Have you ever visited a restaurant or store that was really terrible, but had lots and lots of four- and five-star Yelp reviews? Maybe they’re engaging in practices similar to a restaurant that Jennifer reviewed. They offered her a refund to change her poor review to four or five stars. She and her fiancé brought a large family group to a steakhouse for a pre-wedding “meet the family” dinner. Was it the second tip that the waiter added to their bill for himself, the extra $400 in seafood dinners added to their tab, or the the attempted sleight-of-hand with bottled water? She wrote about all of it, and the restaurant didn’t like it. The refund, however, was only to come after she revised the original review and pretended the bad experience never happened.
Bribespot is a new website and Android app that wants to fight corruption by being the Foursquare of bribe reporting. When someone tries to shake you down, you’re supposed to “check in” and report the payola request. Bribespot maps the data and shows where hot zones of graft are popping up. If a place gets enough hits, the people in charge there could have an impetus to take action. It remains to be seen whether the free service gets enough traction to be useful, but it’s a cool idea for how social media and mobile technology can empower regular people to work together to fix government.
In what newscasters describe as a “classic Chicago shakedown” during the making of the movie Source Code last year, a Chicago transit employee who negotiated a $19,000 contract for use of the train system reportedly demanded filmmakers deliver $2,000 in an envelope to him or another employee as a tribute to his effort. When he learned the money wouldn’t be delivered, he told a whistle-blower she’d never be able to work with Chicago’s Metra again.

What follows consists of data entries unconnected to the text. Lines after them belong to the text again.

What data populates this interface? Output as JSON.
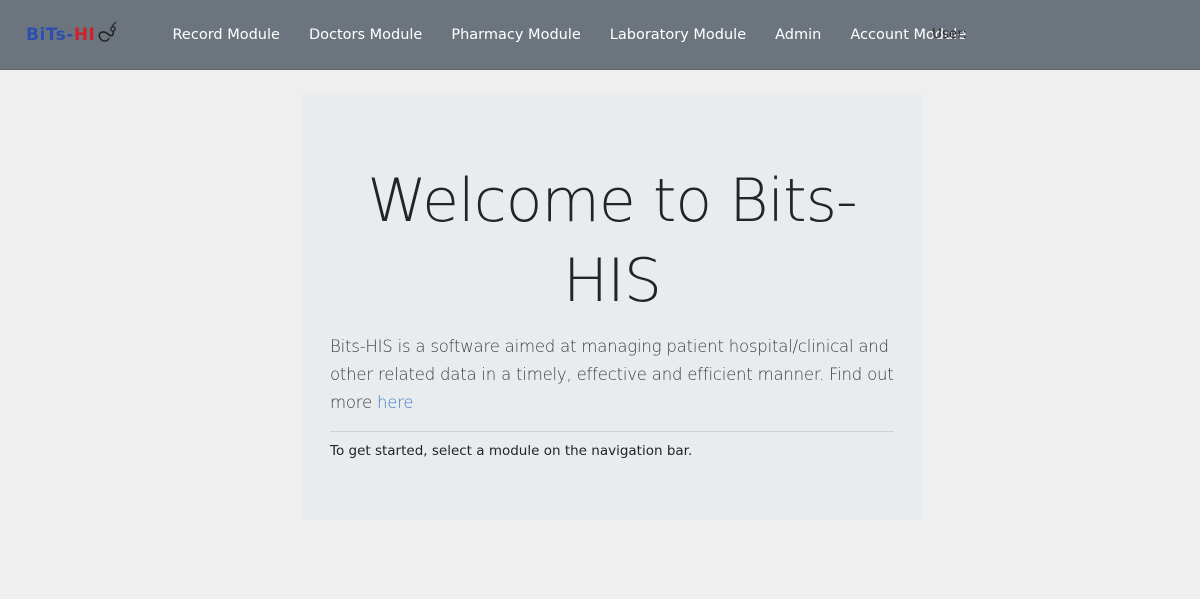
{
  "app": {
    "brand": {
      "part1": "BiTs",
      "dash": "-",
      "part2": "HI"
    }
  },
  "navbar": {
    "items": [
      {
        "label": "Record Module"
      },
      {
        "label": "Doctors Module"
      },
      {
        "label": "Pharmacy Module"
      },
      {
        "label": "Laboratory Module"
      },
      {
        "label": "Admin"
      },
      {
        "label": "Account Module"
      }
    ],
    "user_label": "User:"
  },
  "main": {
    "title": "Welcome to Bits-HIS",
    "lead_text": "Bits-HIS is a software aimed at managing patient hospital/clinical and other related data in a timely, effective and efficient manner. Find out more ",
    "lead_link": "here",
    "note": "To get started, select a module on the navigation bar."
  },
  "colors": {
    "navbar_bg": "#6c757d",
    "page_bg": "#efefef",
    "panel_bg": "#e9ecef",
    "link": "#3d7cc9",
    "brand_blue": "#2a4fb0",
    "brand_red": "#d11f2a"
  },
  "icons": {
    "brand": "stethoscope-icon"
  }
}
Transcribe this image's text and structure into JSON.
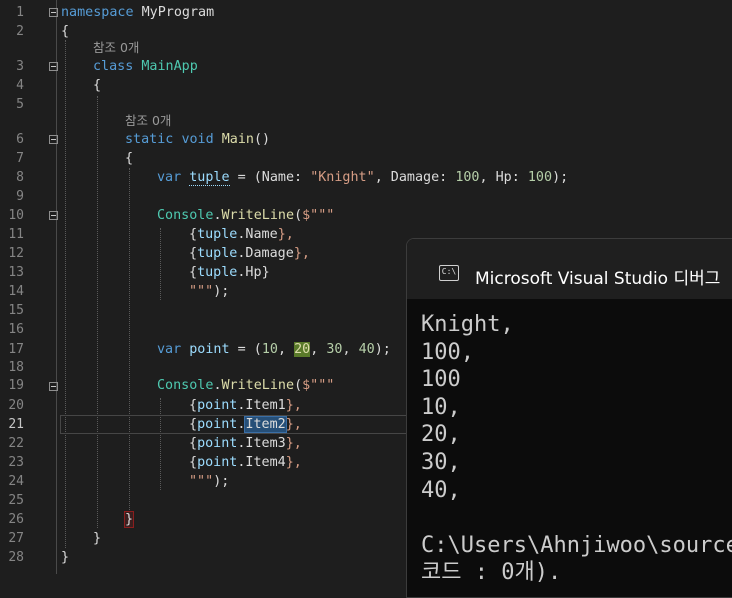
{
  "editor": {
    "current_line": 21,
    "ref_labels": {
      "line3": "참조 0개",
      "line6": "참조 0개"
    },
    "lines": {
      "l1": {
        "kw": "namespace",
        "name": "MyProgram"
      },
      "l2": "{",
      "l3": {
        "kw": "class",
        "name": "MainApp"
      },
      "l4": "{",
      "l6": {
        "kw1": "static",
        "kw2": "void",
        "name": "Main",
        "tail": "()"
      },
      "l7": "{",
      "l8": {
        "kw": "var",
        "name": "tuple",
        "p1": " = (Name: ",
        "s": "\"Knight\"",
        "p2": ", Damage: ",
        "n1": "100",
        "p3": ", Hp: ",
        "n2": "100",
        "p4": ");"
      },
      "l10": {
        "cls": "Console",
        "dot": ".",
        "fn": "WriteLine",
        "open": "(",
        "str": "$\"\"\""
      },
      "l11": {
        "open": "{",
        "v": "tuple",
        "m": ".Name",
        "close": "},"
      },
      "l12": {
        "open": "{",
        "v": "tuple",
        "m": ".Damage",
        "close": "},"
      },
      "l13": {
        "open": "{",
        "v": "tuple",
        "m": ".Hp",
        "close": "}"
      },
      "l14": {
        "str": "\"\"\"",
        "tail": ");"
      },
      "l17": {
        "kw": "var",
        "name": "point",
        "p1": " = (",
        "n1": "10",
        "c1": ", ",
        "n2": "20",
        "c2": ", ",
        "n3": "30",
        "c3": ", ",
        "n4": "40",
        "p2": ");"
      },
      "l19": {
        "cls": "Console",
        "dot": ".",
        "fn": "WriteLine",
        "open": "(",
        "str": "$\"\"\""
      },
      "l20": {
        "open": "{",
        "v": "point",
        "m": ".Item1",
        "close": "},"
      },
      "l21": {
        "open": "{",
        "v": "point",
        "dot": ".",
        "m": "Item2",
        "close": "},"
      },
      "l22": {
        "open": "{",
        "v": "point",
        "m": ".Item3",
        "close": "},"
      },
      "l23": {
        "open": "{",
        "v": "point",
        "m": ".Item4",
        "close": "},"
      },
      "l24": {
        "str": "\"\"\"",
        "tail": ");"
      },
      "l26": "}",
      "l27": "}",
      "l28": "}"
    },
    "line_numbers": [
      "1",
      "2",
      "3",
      "4",
      "5",
      "6",
      "7",
      "8",
      "9",
      "10",
      "11",
      "12",
      "13",
      "14",
      "15",
      "16",
      "17",
      "18",
      "19",
      "20",
      "21",
      "22",
      "23",
      "24",
      "25",
      "26",
      "27",
      "28"
    ]
  },
  "console": {
    "title": "Microsoft Visual Studio 디버그",
    "icon": "terminal-icon",
    "icon_text": "C:\\",
    "output": [
      "Knight,",
      "100,",
      "100",
      "10,",
      "20,",
      "30,",
      "40,",
      "",
      "C:\\Users\\Ahnjiwoo\\source",
      "코드 : 0개)."
    ]
  }
}
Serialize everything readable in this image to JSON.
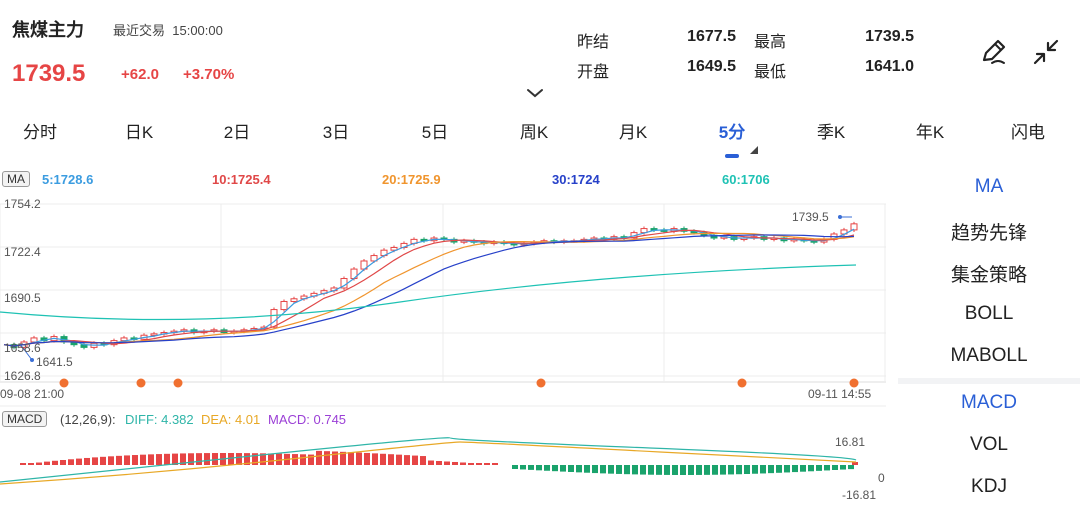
{
  "header": {
    "name": "焦煤主力",
    "status": "最近交易",
    "time": "15:00:00",
    "price": "1739.5",
    "change": "+62.0",
    "change_pct": "+3.70%",
    "stats": {
      "prev_settle_label": "昨结",
      "prev_settle": "1677.5",
      "high_label": "最高",
      "high": "1739.5",
      "open_label": "开盘",
      "open": "1649.5",
      "low_label": "最低",
      "low": "1641.0"
    }
  },
  "tabs": [
    "分时",
    "日K",
    "2日",
    "3日",
    "5日",
    "周K",
    "月K",
    "5分",
    "季K",
    "年K",
    "闪电"
  ],
  "active_tab": "5分",
  "ma_legend": {
    "tag": "MA",
    "ma5": "5:1728.6",
    "ma10": "10:1725.4",
    "ma20": "20:1725.9",
    "ma30": "30:1724",
    "ma60": "60:1706"
  },
  "axis": {
    "y_labels": [
      "1754.2",
      "1722.4",
      "1690.5",
      "1658.6",
      "1626.8"
    ],
    "x_start": "09-08 21:00",
    "x_end": "09-11 14:55",
    "high_marker": "1739.5",
    "low_marker": "1641.5"
  },
  "macd": {
    "tag": "MACD",
    "params": "(12,26,9):",
    "diff": "DIFF: 4.382",
    "dea": "DEA: 4.01",
    "macd": "MACD: 0.745",
    "y_top": "16.81",
    "y_zero": "0",
    "y_bottom": "-16.81"
  },
  "right_panel": {
    "main_items": [
      "MA",
      "趋势先锋",
      "集金策略",
      "BOLL",
      "MABOLL"
    ],
    "sub_items": [
      "MACD",
      "VOL",
      "KDJ"
    ],
    "active_main": "MA",
    "active_sub": "MACD"
  },
  "colors": {
    "up": "#e64545",
    "down": "#1aa36c",
    "accent": "#2a5fd6",
    "ma5": "#3b9ce0",
    "ma10": "#e04848",
    "ma20": "#f0952e",
    "ma30": "#2741c9",
    "ma60": "#1fc2b4",
    "macd_line_diff": "#2fb5a8",
    "macd_line_dea": "#e8a826"
  },
  "icons": [
    "pen-icon",
    "collapse-icon",
    "chevron-down-icon"
  ]
}
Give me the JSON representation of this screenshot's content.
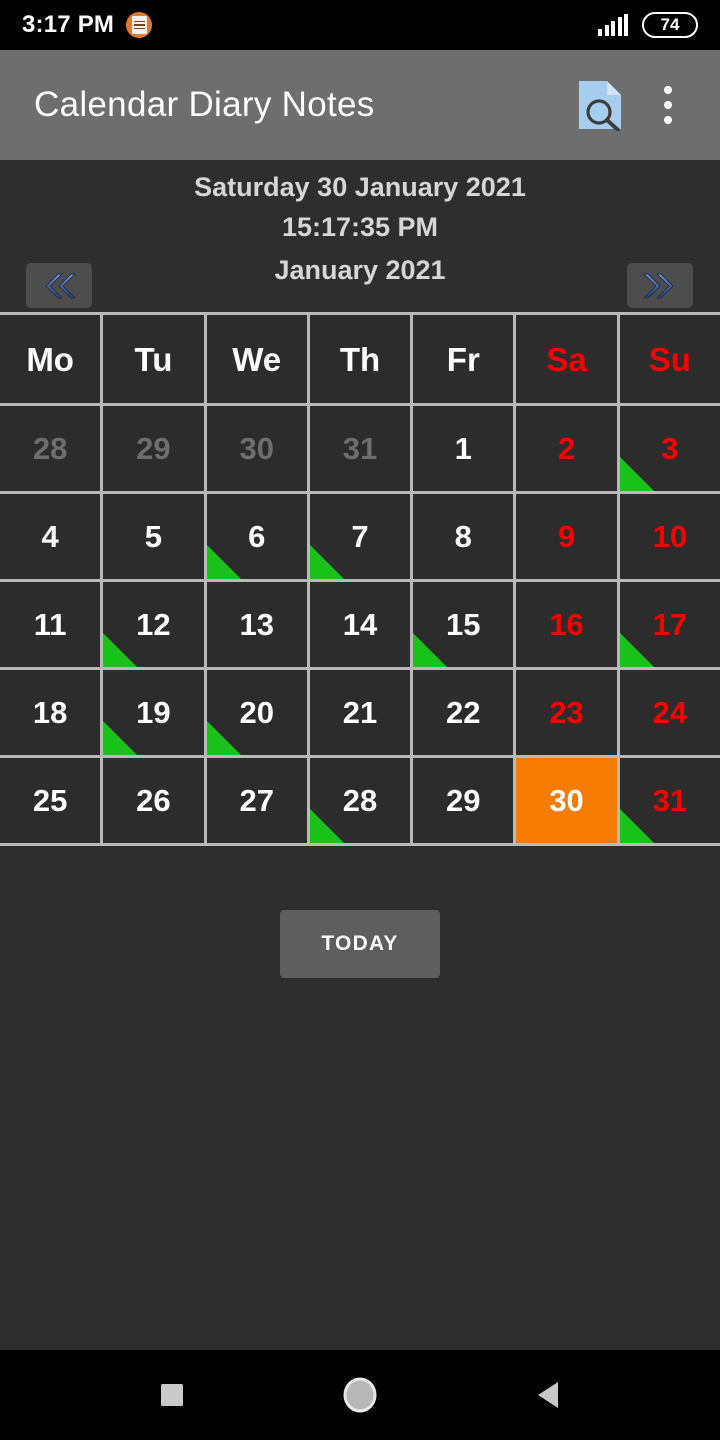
{
  "status_bar": {
    "time": "3:17 PM",
    "notification_icon": "document-notification-icon",
    "signal_icon": "cellular-signal-icon",
    "battery_level": "74"
  },
  "app_bar": {
    "title": "Calendar Diary Notes",
    "search_icon": "document-search-icon",
    "overflow_icon": "more-options-icon"
  },
  "date_panel": {
    "full_date": "Saturday 30 January 2021",
    "clock_time": "15:17:35 PM",
    "month_label": "January 2021",
    "prev_icon": "double-chevron-left-icon",
    "next_icon": "double-chevron-right-icon"
  },
  "calendar": {
    "weekday_headers": [
      {
        "label": "Mo",
        "weekend": false
      },
      {
        "label": "Tu",
        "weekend": false
      },
      {
        "label": "We",
        "weekend": false
      },
      {
        "label": "Th",
        "weekend": false
      },
      {
        "label": "Fr",
        "weekend": false
      },
      {
        "label": "Sa",
        "weekend": true
      },
      {
        "label": "Su",
        "weekend": true
      }
    ],
    "weeks": [
      [
        {
          "day": "28",
          "other_month": true,
          "weekend": false,
          "marker": false,
          "selected": false
        },
        {
          "day": "29",
          "other_month": true,
          "weekend": false,
          "marker": false,
          "selected": false
        },
        {
          "day": "30",
          "other_month": true,
          "weekend": false,
          "marker": false,
          "selected": false
        },
        {
          "day": "31",
          "other_month": true,
          "weekend": false,
          "marker": false,
          "selected": false
        },
        {
          "day": "1",
          "other_month": false,
          "weekend": false,
          "marker": false,
          "selected": false
        },
        {
          "day": "2",
          "other_month": false,
          "weekend": true,
          "marker": false,
          "selected": false
        },
        {
          "day": "3",
          "other_month": false,
          "weekend": true,
          "marker": true,
          "selected": false
        }
      ],
      [
        {
          "day": "4",
          "other_month": false,
          "weekend": false,
          "marker": false,
          "selected": false
        },
        {
          "day": "5",
          "other_month": false,
          "weekend": false,
          "marker": false,
          "selected": false
        },
        {
          "day": "6",
          "other_month": false,
          "weekend": false,
          "marker": true,
          "selected": false
        },
        {
          "day": "7",
          "other_month": false,
          "weekend": false,
          "marker": true,
          "selected": false
        },
        {
          "day": "8",
          "other_month": false,
          "weekend": false,
          "marker": false,
          "selected": false
        },
        {
          "day": "9",
          "other_month": false,
          "weekend": true,
          "marker": false,
          "selected": false
        },
        {
          "day": "10",
          "other_month": false,
          "weekend": true,
          "marker": false,
          "selected": false
        }
      ],
      [
        {
          "day": "11",
          "other_month": false,
          "weekend": false,
          "marker": false,
          "selected": false
        },
        {
          "day": "12",
          "other_month": false,
          "weekend": false,
          "marker": true,
          "selected": false
        },
        {
          "day": "13",
          "other_month": false,
          "weekend": false,
          "marker": false,
          "selected": false
        },
        {
          "day": "14",
          "other_month": false,
          "weekend": false,
          "marker": false,
          "selected": false
        },
        {
          "day": "15",
          "other_month": false,
          "weekend": false,
          "marker": true,
          "selected": false
        },
        {
          "day": "16",
          "other_month": false,
          "weekend": true,
          "marker": false,
          "selected": false
        },
        {
          "day": "17",
          "other_month": false,
          "weekend": true,
          "marker": true,
          "selected": false
        }
      ],
      [
        {
          "day": "18",
          "other_month": false,
          "weekend": false,
          "marker": false,
          "selected": false
        },
        {
          "day": "19",
          "other_month": false,
          "weekend": false,
          "marker": true,
          "selected": false
        },
        {
          "day": "20",
          "other_month": false,
          "weekend": false,
          "marker": true,
          "selected": false
        },
        {
          "day": "21",
          "other_month": false,
          "weekend": false,
          "marker": false,
          "selected": false
        },
        {
          "day": "22",
          "other_month": false,
          "weekend": false,
          "marker": false,
          "selected": false
        },
        {
          "day": "23",
          "other_month": false,
          "weekend": true,
          "marker": false,
          "selected": false
        },
        {
          "day": "24",
          "other_month": false,
          "weekend": true,
          "marker": false,
          "selected": false
        }
      ],
      [
        {
          "day": "25",
          "other_month": false,
          "weekend": false,
          "marker": false,
          "selected": false
        },
        {
          "day": "26",
          "other_month": false,
          "weekend": false,
          "marker": false,
          "selected": false
        },
        {
          "day": "27",
          "other_month": false,
          "weekend": false,
          "marker": false,
          "selected": false
        },
        {
          "day": "28",
          "other_month": false,
          "weekend": false,
          "marker": true,
          "selected": false
        },
        {
          "day": "29",
          "other_month": false,
          "weekend": false,
          "marker": false,
          "selected": false
        },
        {
          "day": "30",
          "other_month": false,
          "weekend": true,
          "marker": false,
          "selected": true
        },
        {
          "day": "31",
          "other_month": false,
          "weekend": true,
          "marker": true,
          "selected": false
        }
      ]
    ]
  },
  "today_button": {
    "label": "TODAY"
  },
  "nav_bar": {
    "recents_icon": "recents-square-icon",
    "home_icon": "home-circle-icon",
    "back_icon": "back-triangle-icon"
  },
  "colors": {
    "accent_selected": "#f57c00",
    "weekend_text": "#fa0000",
    "event_marker": "#18c218",
    "app_bar": "#6e6e6e",
    "background": "#2e2e2e",
    "grid_line": "#b9b9b9"
  }
}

Think fast: if a utility offered you $5,000 not to complain about the noise from their wind turbines, would you accept? What if the noise was so loud that it caused headaches and nausea? It’s a choice Caithness Energy is asking some Oregon residents to make as the utility tries to build one of the largest wind farms in the country.
After buying an anti-snoring mouthpiece from a third-party seller on Amazon, reader Bob received an email from the company offering him a free mouthpiece in exchange for a five-star review. He noted this attempted bribe in his Amazon review, and Amazon deleted it. Twice.
Here’s a new tactic we haven’t seen before: mortgage originator AmTrust called blogger BeThisWay and offered her $50 to voluntarily close her home equity line of credit (HELOC), possibly in response to the recent class action lawsuit against them for illegally closing HELOCs. She writes, “Well, I’d like to keep my HELOC. But I have to figure out AmTrust’s next move. What will they do if not enough people voluntarily surrender their HELOCs? Are cancellations next? Am I better off taking the $50 now, or waiting, hoping they don’t cancel it?”
Texas wedding caterer Dale Cane found a dead rat’s head in one of the twenty cans of Allen’s Italian Green Beans he bought at Walmart. Allen’s quickly offered Cane $200 if he agreed to keep quiet, and assured him that “the Pasteurization process renders the product sterile and completely safe for consumption.” Even worse, this isn’t the first time a dead rat’s head popped up in a can of Allen’s Green Beans…
TheCellShop.net told Network World that its email trying to bribe customers to submit perfect reviews was “improperly worded” and they “are now offering $5.00 for anybody who leaves a review whether it be good or bad.” [Network World]
“MyGearStore,” a seller on Amazon, tried to bribe reader Michael into remove less-than-stellar feedback. Michael writes, “There were some problems with the order, and I gave them neutral feedback (which was pretty generous).” They said they would give him a partial refund if he took down his feedback. He complained to Amazon, who didn’t reply except with a “thanks for emailing us” and to MyGearStore, who didn’t respond. One tool consumers use to evaluate the slew of online retailers out there is by looking through feedback left by other customers. If stores are trying to pay off customers to get rid of negative feedback, one, they’re stupid because they’re going to get caught. Two, it means you should be suspicious if the feedback for one store, product, or seller is overwhelmingly positive. Critical reading, it’s a good ability to have. The original bribe note sent by MyGearStore, inside..
Dan sent us this pic he snapped in a local Kmart and writes, “I remember a previous post on a Wal-Mart card that offered a 2-liter bottle, but I guess inflation caught up with big K as they are only offering 20-oz.”
Reader Josh writes us with concerns that a Chicago McDonald’s Franchisee committed a crime by offering free hotcakes to “early voters” in Chicago. He writes:In Chicago, some McDonald’s restaurants are offering free hotcakes to people who early-vote in the local runoff elections!